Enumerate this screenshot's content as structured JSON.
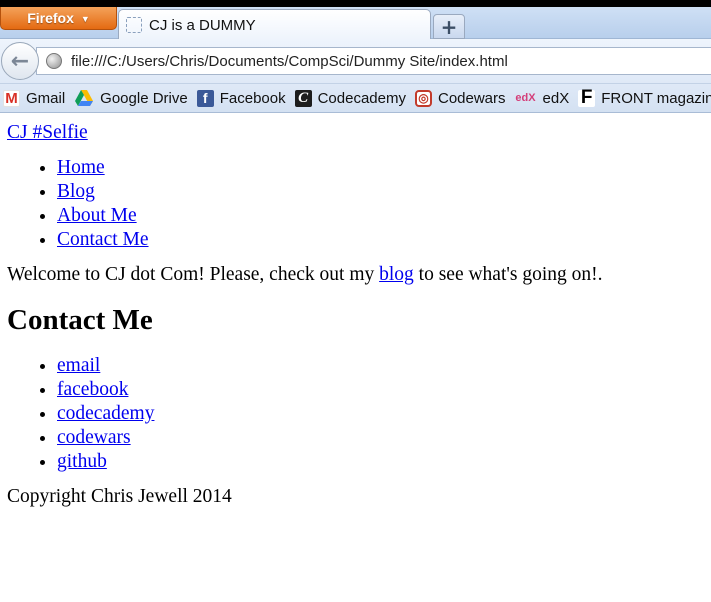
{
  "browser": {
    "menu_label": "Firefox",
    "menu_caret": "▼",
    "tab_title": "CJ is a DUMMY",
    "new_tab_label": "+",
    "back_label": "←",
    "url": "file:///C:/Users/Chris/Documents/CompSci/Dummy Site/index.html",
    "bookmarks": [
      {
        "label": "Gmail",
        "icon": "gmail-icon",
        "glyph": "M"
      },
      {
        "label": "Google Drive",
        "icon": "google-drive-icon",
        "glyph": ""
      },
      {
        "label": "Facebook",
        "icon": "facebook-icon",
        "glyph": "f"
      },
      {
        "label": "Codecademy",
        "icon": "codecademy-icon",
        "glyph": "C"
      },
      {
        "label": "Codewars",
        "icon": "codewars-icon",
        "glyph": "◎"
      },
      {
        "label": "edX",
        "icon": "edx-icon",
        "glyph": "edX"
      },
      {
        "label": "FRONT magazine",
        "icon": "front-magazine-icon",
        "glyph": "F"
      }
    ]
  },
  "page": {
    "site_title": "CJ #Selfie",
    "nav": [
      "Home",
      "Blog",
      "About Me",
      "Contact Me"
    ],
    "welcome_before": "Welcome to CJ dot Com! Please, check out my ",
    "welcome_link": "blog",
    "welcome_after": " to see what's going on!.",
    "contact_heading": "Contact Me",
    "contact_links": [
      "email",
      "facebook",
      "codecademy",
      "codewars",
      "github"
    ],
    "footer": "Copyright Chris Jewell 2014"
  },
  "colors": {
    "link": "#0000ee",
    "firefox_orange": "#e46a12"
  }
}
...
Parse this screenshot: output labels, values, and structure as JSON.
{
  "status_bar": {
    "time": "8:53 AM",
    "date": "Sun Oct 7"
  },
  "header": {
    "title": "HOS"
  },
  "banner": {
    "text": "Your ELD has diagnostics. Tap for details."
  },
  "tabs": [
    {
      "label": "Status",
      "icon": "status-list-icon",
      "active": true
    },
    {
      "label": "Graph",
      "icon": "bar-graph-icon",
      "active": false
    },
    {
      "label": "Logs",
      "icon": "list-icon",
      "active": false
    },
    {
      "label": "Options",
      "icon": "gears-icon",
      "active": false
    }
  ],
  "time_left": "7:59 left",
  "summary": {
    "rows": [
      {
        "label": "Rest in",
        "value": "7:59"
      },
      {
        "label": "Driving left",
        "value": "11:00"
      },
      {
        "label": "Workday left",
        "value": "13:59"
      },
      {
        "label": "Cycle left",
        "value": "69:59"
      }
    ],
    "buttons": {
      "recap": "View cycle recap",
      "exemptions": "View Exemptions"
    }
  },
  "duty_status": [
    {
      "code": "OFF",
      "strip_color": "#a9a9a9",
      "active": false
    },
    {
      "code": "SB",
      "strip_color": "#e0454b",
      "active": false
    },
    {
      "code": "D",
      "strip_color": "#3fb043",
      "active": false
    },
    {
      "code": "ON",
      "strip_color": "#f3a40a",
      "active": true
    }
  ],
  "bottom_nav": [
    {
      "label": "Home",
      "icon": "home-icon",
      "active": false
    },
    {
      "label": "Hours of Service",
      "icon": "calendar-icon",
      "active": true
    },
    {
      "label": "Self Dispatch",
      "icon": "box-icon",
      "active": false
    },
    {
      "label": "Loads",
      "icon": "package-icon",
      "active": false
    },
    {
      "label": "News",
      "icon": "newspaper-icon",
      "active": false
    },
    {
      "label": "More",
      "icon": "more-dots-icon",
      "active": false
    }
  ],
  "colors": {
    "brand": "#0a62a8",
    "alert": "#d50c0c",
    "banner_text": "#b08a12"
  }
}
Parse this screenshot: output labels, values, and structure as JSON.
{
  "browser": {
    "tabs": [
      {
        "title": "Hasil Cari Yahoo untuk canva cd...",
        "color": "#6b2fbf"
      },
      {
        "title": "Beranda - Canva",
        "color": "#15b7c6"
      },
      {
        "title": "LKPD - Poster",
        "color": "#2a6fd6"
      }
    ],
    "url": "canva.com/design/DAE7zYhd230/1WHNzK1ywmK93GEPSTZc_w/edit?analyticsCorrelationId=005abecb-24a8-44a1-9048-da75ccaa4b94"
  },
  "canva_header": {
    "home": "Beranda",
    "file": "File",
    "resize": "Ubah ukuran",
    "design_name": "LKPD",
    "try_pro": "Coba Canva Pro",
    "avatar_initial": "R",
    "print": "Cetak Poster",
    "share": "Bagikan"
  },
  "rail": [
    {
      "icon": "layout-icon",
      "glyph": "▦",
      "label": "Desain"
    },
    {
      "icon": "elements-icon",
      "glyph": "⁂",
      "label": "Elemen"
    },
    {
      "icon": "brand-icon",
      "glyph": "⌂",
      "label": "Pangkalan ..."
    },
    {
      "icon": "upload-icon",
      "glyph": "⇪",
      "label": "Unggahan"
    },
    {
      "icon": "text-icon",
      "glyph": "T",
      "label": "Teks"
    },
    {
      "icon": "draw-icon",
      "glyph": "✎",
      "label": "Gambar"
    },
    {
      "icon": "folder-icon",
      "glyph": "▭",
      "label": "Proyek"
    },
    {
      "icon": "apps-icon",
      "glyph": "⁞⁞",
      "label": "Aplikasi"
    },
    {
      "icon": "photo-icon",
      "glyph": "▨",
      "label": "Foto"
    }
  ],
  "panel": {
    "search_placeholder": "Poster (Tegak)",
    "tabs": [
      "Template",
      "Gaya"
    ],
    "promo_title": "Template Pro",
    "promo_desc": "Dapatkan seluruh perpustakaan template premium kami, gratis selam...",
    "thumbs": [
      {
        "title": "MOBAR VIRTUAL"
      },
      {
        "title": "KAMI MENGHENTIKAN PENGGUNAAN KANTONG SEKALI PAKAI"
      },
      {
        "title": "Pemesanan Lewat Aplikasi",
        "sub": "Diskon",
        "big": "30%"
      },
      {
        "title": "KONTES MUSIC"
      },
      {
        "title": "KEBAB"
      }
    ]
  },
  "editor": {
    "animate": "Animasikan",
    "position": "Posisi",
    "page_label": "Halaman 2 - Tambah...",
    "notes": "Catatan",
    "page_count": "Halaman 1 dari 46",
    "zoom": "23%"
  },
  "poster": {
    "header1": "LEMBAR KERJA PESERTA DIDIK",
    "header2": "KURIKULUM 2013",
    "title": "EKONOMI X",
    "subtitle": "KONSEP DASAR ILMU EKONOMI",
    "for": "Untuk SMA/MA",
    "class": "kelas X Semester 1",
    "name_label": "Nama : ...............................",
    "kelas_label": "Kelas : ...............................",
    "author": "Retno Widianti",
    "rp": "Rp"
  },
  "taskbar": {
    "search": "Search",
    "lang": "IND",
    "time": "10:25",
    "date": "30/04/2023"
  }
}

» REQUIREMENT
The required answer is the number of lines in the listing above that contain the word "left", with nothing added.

» TASK ANSWER
4